A native of central New Jersey born into a family of Princeton alumni, Katzenbach went on to become one of the most influential government leaders of the 1960s and one of the foremost advocates against segregation.
“[Katzenbach] was front and center on the issue of civil rights and the voice of the administration,” professor of history and public affairs Julian Zelizer said. “He turned the idea of civil rights into actual legislation.”
Perhaps Katzenbach’s most famous moment during the movement came on June 11, 1963, when instead of attending his 20th reunion at the University, he traveled to Tuscaloosa, Ala., and faced down Governor George Wallace on the steps of the University of Alabama. He was backed by the National Guard and under direction from President John F. Kennedy to assist in the admittance of two African-American students to the previously segregated University.
“That image will be forever engraved in history,” history professor Sean Wilentz said. He explained that it was Katzenbach’s unflappable nature that allowed him to navigate such a tense situation. “If you knew Nick, he was not a man that was easily shaken up.”
African American studies professor Imani Perry said Katzenbach was an “ardent defender of federal civil rights legislation.” She commended him not just for arguing cases before the courts, but also for having the courage to confront segregationists face-to-face on their own turf.
“Many members of my own family have attended the University of Alabama since its desegregation, so I feel personally moved by his commitment to equality and civil rights,” she said.
Katzenbach continued the fight for justice and played an influential role in drafting the Civil Rights Act of 1964 and the arduous process of getting it passed through Congress.
“He had to be strategic; he had to be tough,” Zelizer said. He described Katzenbach as being uniquely qualified to tackle the issue due to his ability both to listen to the concerns of the movement on the ground and to take into account political considerations in Washington.
“He had thick skin; he was very strategic and remarkably open and willing to listen,” Zelizer said.
During his time in the Kennedy administration, Katzenbach also wrote influential legal briefs justifying the naval blockade of Cuba during the Cuban Missile Crisis, negotiated the release of prisoners following the Bay of Pigs invasion and — following the Kennedy assassination — wrote the memo that spearheaded the Warren Commission that investigated the killing.
He went on to serve as the Attorney General and Undersecretary of State for President Lyndon B. Johnson until 1968.

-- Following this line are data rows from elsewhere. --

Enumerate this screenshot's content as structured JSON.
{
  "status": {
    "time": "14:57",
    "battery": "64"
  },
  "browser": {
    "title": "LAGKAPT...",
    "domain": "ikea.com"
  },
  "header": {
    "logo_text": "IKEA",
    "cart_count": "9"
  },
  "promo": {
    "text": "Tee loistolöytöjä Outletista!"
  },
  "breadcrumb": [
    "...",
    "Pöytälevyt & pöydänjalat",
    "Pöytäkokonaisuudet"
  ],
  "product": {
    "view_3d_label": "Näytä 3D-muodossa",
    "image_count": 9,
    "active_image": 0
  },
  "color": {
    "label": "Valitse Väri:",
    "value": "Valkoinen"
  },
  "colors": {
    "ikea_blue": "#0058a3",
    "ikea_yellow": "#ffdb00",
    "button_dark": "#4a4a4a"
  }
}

Katzenbach, who attended the University in the midst of World War II, had an unconventional University experience. After Pearl Harbor, at age 19, he left the University to enlist in the Army. Commissioned as a second lieutenant in the Army Air Corps, he navigated B-25 bombers until his plane was shot down, and he spent two years as a prisoner of war in Italy and Germany.
During his time as a POW, Katzenbach read over 400 books. When he returned to Princeton in 1945, he completed nine examinations and wrote his thesis all within two months before graduating cum laude. He went on to attend Yale Law School and was a Rhodes Scholar.
Katzenbach eventually served on the Board of Trustees at the University and was ranked as the 16th-most influential alumnus by the Princeton Alumni Weekly Magazine for the pivotal role he played in the U.S. Civil Rights movement.
“[H]e devoted his life to the common good of the nation and its citizens,” Perry said. “His legacy lives on here in the lives of Princeton’s many students who devote themselves to public service.”
Katzenbach is survived by his wife Lydia, his sons Christopher and John, his daughters Mimi and Anne and six grandchildren.
Original URL: http://www.dailyprincetonian.com/2012/05/11/30946/